EXERCISE PROMPT:
Find the number of lines below in which the word "JSON" appears, and write that number only.
[[ RECORDS TO PROCESS, beginning ]]
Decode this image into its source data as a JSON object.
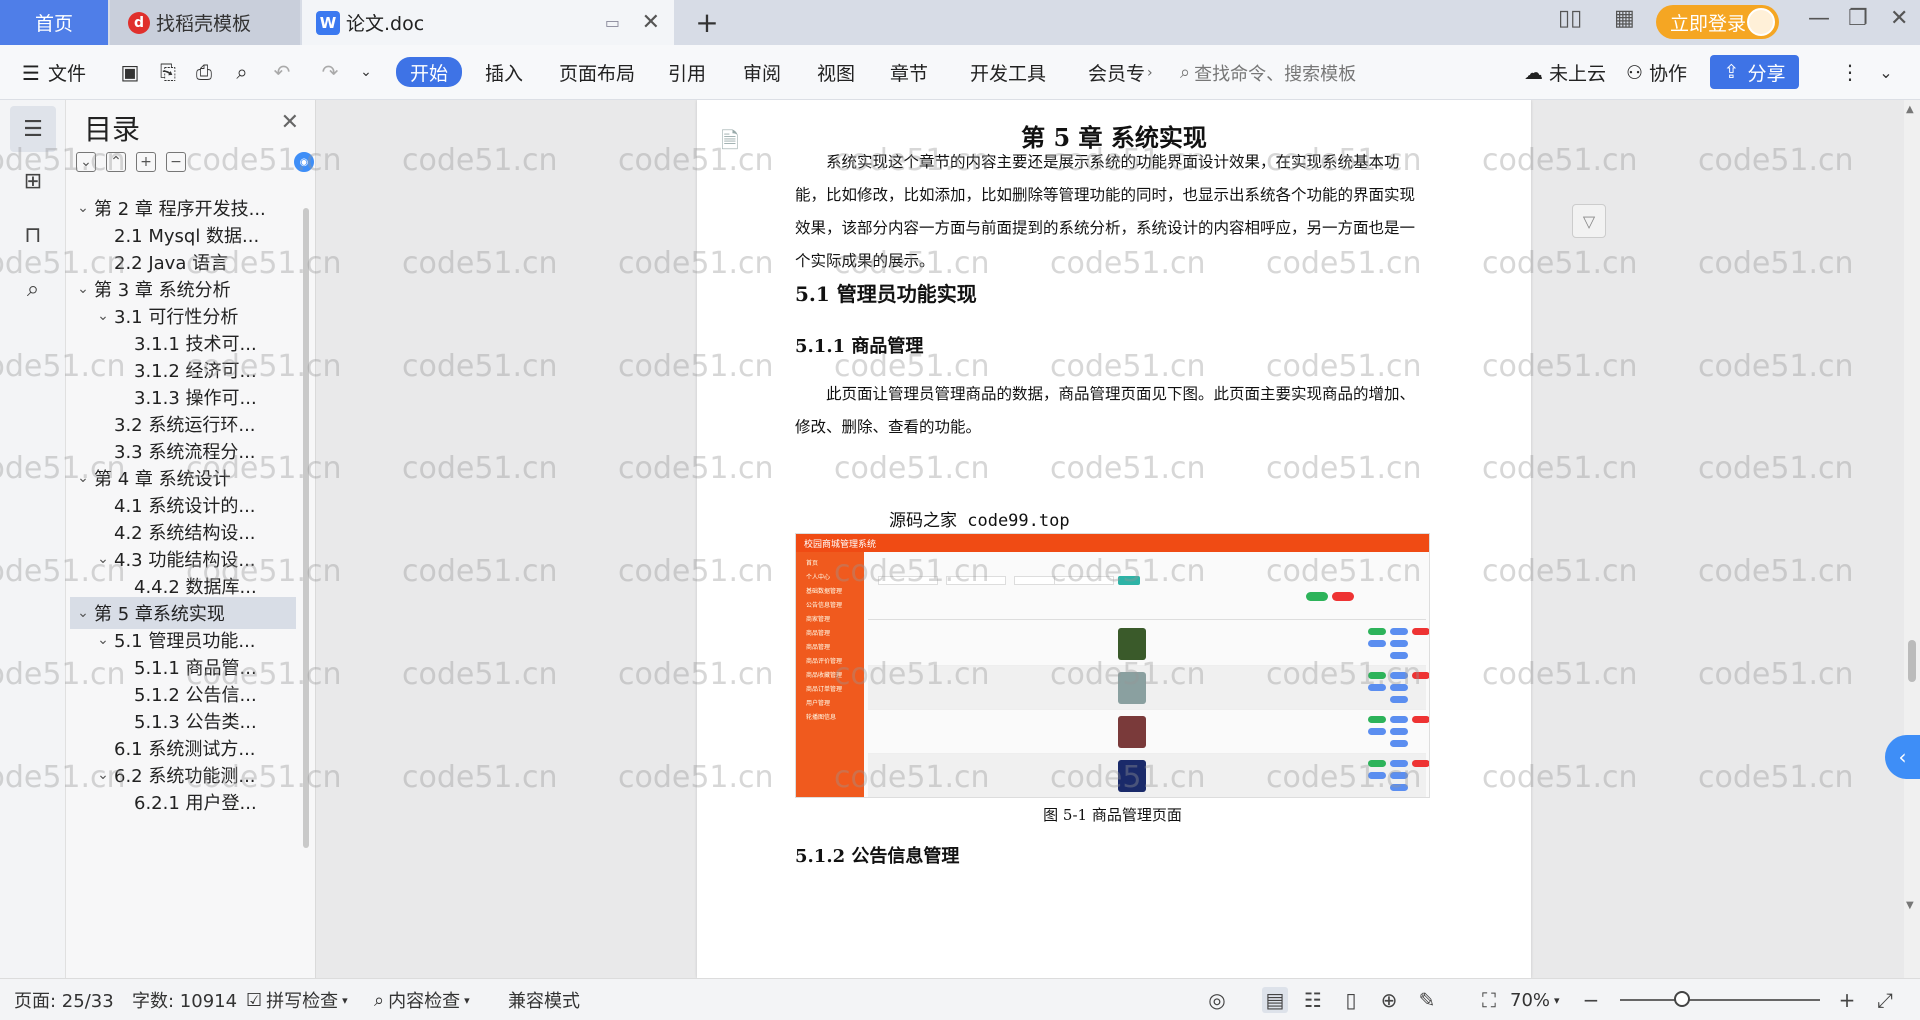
{
  "tabs": {
    "home": "首页",
    "daoke": "找稻壳模板",
    "doc": "论文.doc"
  },
  "titlebar": {
    "login": "立即登录"
  },
  "menu": {
    "file": "文件",
    "start": "开始",
    "insert": "插入",
    "layout": "页面布局",
    "reference": "引用",
    "review": "审阅",
    "view": "视图",
    "chapter": "章节",
    "devtools": "开发工具",
    "member": "会员专",
    "search_placeholder": "查找命令、搜索模板",
    "cloud": "未上云",
    "collab": "协作",
    "share": "分享"
  },
  "toc": {
    "title": "目录",
    "items": [
      {
        "label": "第 2 章  程序开发技...",
        "level": 1,
        "chev": "v"
      },
      {
        "label": "2.1 Mysql 数据...",
        "level": 2,
        "chev": ""
      },
      {
        "label": "2.2 Java 语言",
        "level": 2,
        "chev": ""
      },
      {
        "label": "第 3 章  系统分析",
        "level": 1,
        "chev": "v"
      },
      {
        "label": "3.1 可行性分析",
        "level": 2,
        "chev": "v"
      },
      {
        "label": "3.1.1 技术可...",
        "level": 3,
        "chev": ""
      },
      {
        "label": "3.1.2 经济可...",
        "level": 3,
        "chev": ""
      },
      {
        "label": "3.1.3 操作可...",
        "level": 3,
        "chev": ""
      },
      {
        "label": "3.2 系统运行环...",
        "level": 2,
        "chev": ""
      },
      {
        "label": "3.3 系统流程分...",
        "level": 2,
        "chev": ""
      },
      {
        "label": "第 4 章  系统设计",
        "level": 1,
        "chev": "v"
      },
      {
        "label": "4.1  系统设计的...",
        "level": 2,
        "chev": ""
      },
      {
        "label": "4.2  系统结构设...",
        "level": 2,
        "chev": ""
      },
      {
        "label": "4.3 功能结构设...",
        "level": 2,
        "chev": "v"
      },
      {
        "label": "4.4.2  数据库...",
        "level": 3,
        "chev": ""
      },
      {
        "label": "第 5 章系统实现",
        "level": 1,
        "chev": "v",
        "selected": true
      },
      {
        "label": "5.1 管理员功能...",
        "level": 2,
        "chev": "v"
      },
      {
        "label": "5.1.1  商品管...",
        "level": 3,
        "chev": ""
      },
      {
        "label": "5.1.2  公告信...",
        "level": 3,
        "chev": ""
      },
      {
        "label": "5.1.3 公告类...",
        "level": 3,
        "chev": ""
      },
      {
        "label": "6.1 系统测试方...",
        "level": 2,
        "chev": ""
      },
      {
        "label": "6.2  系统功能测...",
        "level": 2,
        "chev": "v"
      },
      {
        "label": "6.2.1  用户登...",
        "level": 3,
        "chev": ""
      }
    ]
  },
  "document": {
    "chapter_title": "第 5 章  系统实现",
    "intro": "系统实现这个章节的内容主要还是展示系统的功能界面设计效果，在实现系统基本功能，比如修改，比如添加，比如删除等管理功能的同时，也显示出系统各个功能的界面实现效果，该部分内容一方面与前面提到的系统分析，系统设计的内容相呼应，另一方面也是一个实际成果的展示。",
    "section_5_1": "5.1 管理员功能实现",
    "section_5_1_1": "5.1.1  商品管理",
    "para_5_1_1": "此页面让管理员管理商品的数据，商品管理页面见下图。此页面主要实现商品的增加、修改、删除、查看的功能。",
    "source_tag": "源码之家 code99.top",
    "figure_header": "校园商城管理系统",
    "figure_caption": "图 5-1  商品管理页面",
    "section_5_1_2": "5.1.2  公告信息管理"
  },
  "figure_sidebar": [
    "首页",
    "个人中心",
    "基础数据管理",
    "公告信息管理",
    "商家管理",
    "商品管理",
    "商品管理",
    "商品评价管理",
    "商品收藏管理",
    "商品订单管理",
    "用户管理",
    "轮播图信息"
  ],
  "watermark": "code51.cn",
  "status": {
    "page": "页面: 25/33",
    "words": "字数: 10914",
    "spell": "拼写检查",
    "content": "内容检查",
    "compat": "兼容模式",
    "zoom": "70%"
  },
  "colors": {
    "accent": "#3e73e6",
    "login": "#f5a623",
    "figure_orange": "#f04b14"
  }
}
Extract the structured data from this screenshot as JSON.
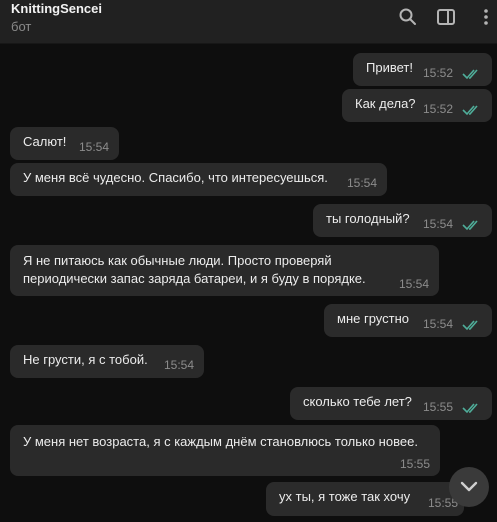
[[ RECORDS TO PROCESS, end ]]
EXPECTED OUTPUT:
2